## TASK GOAL
Every line in the data below that includes "Validated" belongs in the answer, copied as it stands.

## INPUT MATERIAL
Start of Block
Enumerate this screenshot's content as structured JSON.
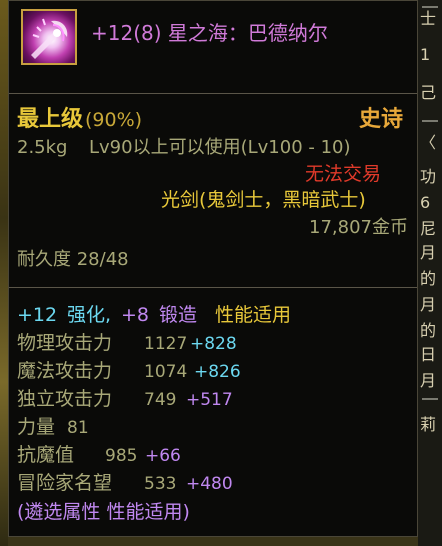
{
  "item": {
    "title": "+12(8) 星之海：巴德纳尔",
    "grade": "最上级",
    "grade_percent": "(90%)",
    "rarity": "史诗",
    "weight": "2.5kg",
    "level_requirement": "Lv90以上可以使用(Lv100 - 10)",
    "trade_status": "无法交易",
    "weapon_type": "光剑(鬼剑士，黑暗武士)",
    "price": "17,807金币",
    "durability": "耐久度 28/48"
  },
  "enhancement": {
    "enhance_value": "+12",
    "enhance_label": "强化,",
    "forge_value": "+8",
    "forge_label": "锻造",
    "performance_label": "性能适用"
  },
  "stats": [
    {
      "label": "物理攻击力",
      "value": "1127",
      "bonus": "+828",
      "bonus_color": "#6cd8f0"
    },
    {
      "label": "魔法攻击力",
      "value": "1074",
      "bonus": "+826",
      "bonus_color": "#6cd8f0"
    },
    {
      "label": "独立攻击力",
      "value": "749",
      "bonus": "+517",
      "bonus_color": "#c088f0"
    },
    {
      "label": "力量",
      "value": "81",
      "bonus": "",
      "bonus_color": ""
    },
    {
      "label": "抗魔值",
      "value": "985",
      "bonus": "+66",
      "bonus_color": "#c088f0"
    },
    {
      "label": "冒险家名望",
      "value": "533",
      "bonus": "+480",
      "bonus_color": "#c088f0"
    }
  ],
  "footer": "(遴选属性 性能适用)",
  "colors": {
    "title": "#d07ad8",
    "grade": "#e8c83a",
    "rarity": "#e8a83a",
    "trade": "#e03a2a",
    "muted": "#a8a878",
    "cyan": "#6cd8f0",
    "purple": "#c088f0"
  },
  "icon": "star-sea-sword-icon",
  "side_panel": {
    "glyphs": [
      "士",
      "1",
      "己",
      "〈",
      "功",
      "6",
      "尼",
      "月",
      "的",
      "月",
      "的",
      "日",
      "月",
      "莉"
    ]
  }
}
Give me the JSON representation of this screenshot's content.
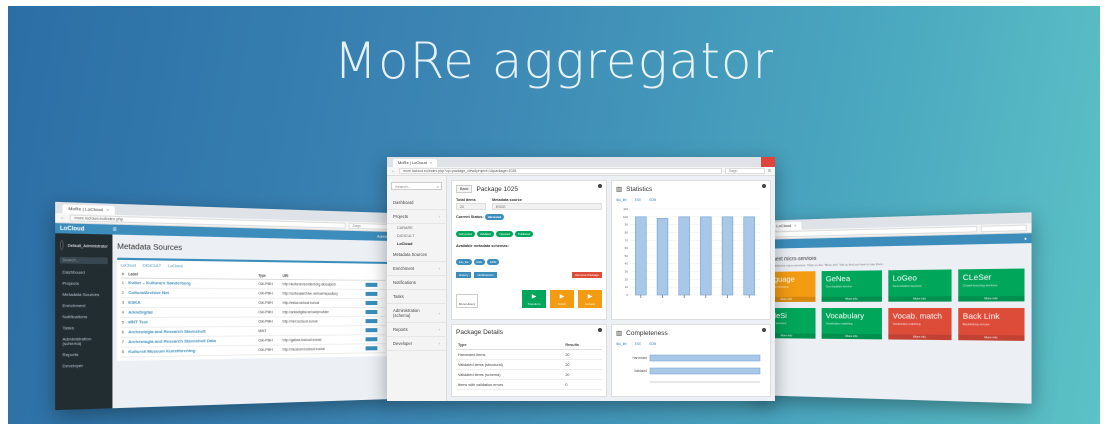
{
  "headline": "MoRe aggregator",
  "left_window": {
    "tab_title": "MoRe | LoCloud",
    "url": "more.locloud.eu/index.php",
    "search_placeholder": "Søgn",
    "app_logo": "LoCloud",
    "user": "Admin",
    "side_user": "Default_Administrator",
    "side_search": "Search...",
    "sidebar": [
      "Dashboard",
      "Projects",
      "Metadata Sources",
      "Enrichment",
      "Notifications",
      "Tasks",
      "Administration (schema)",
      "Reports",
      "Developer"
    ],
    "page_title": "Metadata Sources",
    "subtabs": [
      "LoCloud",
      "DIGICULT",
      "LoCloud"
    ],
    "table_headers": [
      "#",
      "Label",
      "Type",
      "URI"
    ],
    "rows": [
      {
        "n": "1",
        "label": "Kultur – Kulturarv Sønderborg",
        "type": "OAI-PMH",
        "uri": "http://kulturarvsonderborg.dk/oaipmh"
      },
      {
        "n": "2",
        "label": "CulturalArchive Net",
        "type": "OAI-PMH",
        "uri": "http://culturalarchive.net/oai/repository"
      },
      {
        "n": "3",
        "label": "ESKA",
        "type": "OAI-PMH",
        "uri": "http://eska.locloud.eu/oai"
      },
      {
        "n": "4",
        "label": "ArkivDigital",
        "type": "OAI-PMH",
        "uri": "http://arkivdigital.se/oai/provider"
      },
      {
        "n": "5",
        "label": "MNT Test",
        "type": "OAI-PMH",
        "uri": "http://mnt.locloud.eu/oai"
      },
      {
        "n": "6",
        "label": "Archeologia and Research Stavnsholt",
        "type": "MINT",
        "uri": ""
      },
      {
        "n": "7",
        "label": "Archeologia and Research Stavnsholt Data",
        "type": "OAI-PMH",
        "uri": "http://galicia.locloud.eu/oai"
      },
      {
        "n": "8",
        "label": "Kultursk Museum Kunstforening",
        "type": "OAI-PMH",
        "uri": "http://museum.locloud.eu/oai"
      }
    ]
  },
  "center_window": {
    "tab_title": "MoRe | LoCloud",
    "url": "more.locloud.eu/index.php?op=package_view&project=1&package=1025",
    "search_placeholder": "Søgn",
    "side_search": "Search...",
    "sidebar": [
      {
        "label": "Dashboard",
        "caret": ""
      },
      {
        "label": "Projects",
        "caret": "‹"
      }
    ],
    "projects_sub": [
      "CARARE",
      "DIGICULT",
      "LoCloud"
    ],
    "sidebar_rest": [
      {
        "label": "Metadata Sources",
        "caret": ""
      },
      {
        "label": "Enrichment",
        "caret": "‹"
      },
      {
        "label": "Notifications",
        "caret": ""
      },
      {
        "label": "Tasks",
        "caret": ""
      },
      {
        "label": "Administration (schema)",
        "caret": "‹"
      },
      {
        "label": "Reports",
        "caret": "‹"
      },
      {
        "label": "Developer",
        "caret": "‹"
      }
    ],
    "package": {
      "back_label": "Back",
      "title": "Package 1025",
      "total_items_label": "Total items",
      "total_items_value": "20",
      "metadata_source_label": "Metadata source",
      "metadata_source_value": "ESCE",
      "current_status_label": "Current Status:",
      "current_status_badge": "Harvested",
      "status_pills": [
        "Harvested",
        "Validated",
        "Ingested",
        "Published"
      ],
      "schemas_label": "Available metadata schemas:",
      "schemas": [
        "lido_lite",
        "ESE",
        "EDM"
      ],
      "small_buttons": [
        "History",
        "Notifications"
      ],
      "danger_button": "Remove Package",
      "history_label": "Show History",
      "actions": [
        "Transform",
        "Enrich",
        "Harvest"
      ]
    },
    "details": {
      "title": "Package Details",
      "headers": [
        "Type",
        "Results"
      ],
      "rows": [
        {
          "type": "Harvested items",
          "result": "20"
        },
        {
          "type": "Validated items (structural)",
          "result": "20"
        },
        {
          "type": "Validated items (schema)",
          "result": "20"
        },
        {
          "type": "Items with validation errors",
          "result": "0"
        }
      ]
    },
    "statistics": {
      "title": "Statistics",
      "legend": [
        "lido_lite",
        "ESE",
        "EDM"
      ]
    },
    "completeness": {
      "title": "Completeness",
      "legend": [
        "lido_lite",
        "ESE",
        "EDM"
      ],
      "y_labels": [
        "Harvested",
        "Validated"
      ]
    }
  },
  "right_window": {
    "tab_title": "MoRe | LoCloud",
    "page_title": "Enrichment micro-services",
    "subtitle": "Available enrichment micro-services. Click on the \"More info\" link to find out how to use them.",
    "tiles": [
      {
        "name": "Language",
        "sub": "Language enrichment",
        "color": "#f39c12"
      },
      {
        "name": "GeNea",
        "sub": "Geo-location service",
        "color": "#00a65a"
      },
      {
        "name": "LoGeo",
        "sub": "Geo-location services",
        "color": "#00a65a"
      },
      {
        "name": "CLeSer",
        "sub": "Crowd-sourcing services",
        "color": "#00a65a"
      },
      {
        "name": "BeNeSi",
        "sub": "Vocabulary services",
        "color": "#00a65a"
      },
      {
        "name": "Vocabulary",
        "sub": "Vocabulary matching",
        "color": "#00a65a"
      },
      {
        "name": "Vocab. match",
        "sub": "Vocabulary matching",
        "color": "#dd4b39"
      },
      {
        "name": "Back Link",
        "sub": "Backlinking service",
        "color": "#dd4b39"
      }
    ],
    "more_info": "More info"
  },
  "chart_data": [
    {
      "type": "bar",
      "title": "Statistics",
      "series": [
        {
          "name": "lido_lite",
          "values": [
            100,
            98,
            100,
            100,
            100,
            100
          ]
        }
      ],
      "categories": [
        "",
        "",
        "",
        "",
        "",
        ""
      ],
      "ylim": [
        0,
        110
      ],
      "y_ticks": [
        "110",
        "100",
        "90",
        "80",
        "70",
        "60",
        "50",
        "40",
        "30",
        "20",
        "10",
        "0"
      ]
    },
    {
      "type": "bar",
      "title": "Completeness",
      "categories": [
        "Harvested",
        "Validated"
      ],
      "series": [
        {
          "name": "lido_lite",
          "values": [
            100,
            100
          ]
        }
      ],
      "xlim": [
        0,
        100
      ]
    }
  ]
}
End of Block
## SOLUTION FOR THIS TASK
        "Validated",
          "type": "Validated items (structural)",
          "type": "Validated items (schema)",
        "Validated"
        "Validated"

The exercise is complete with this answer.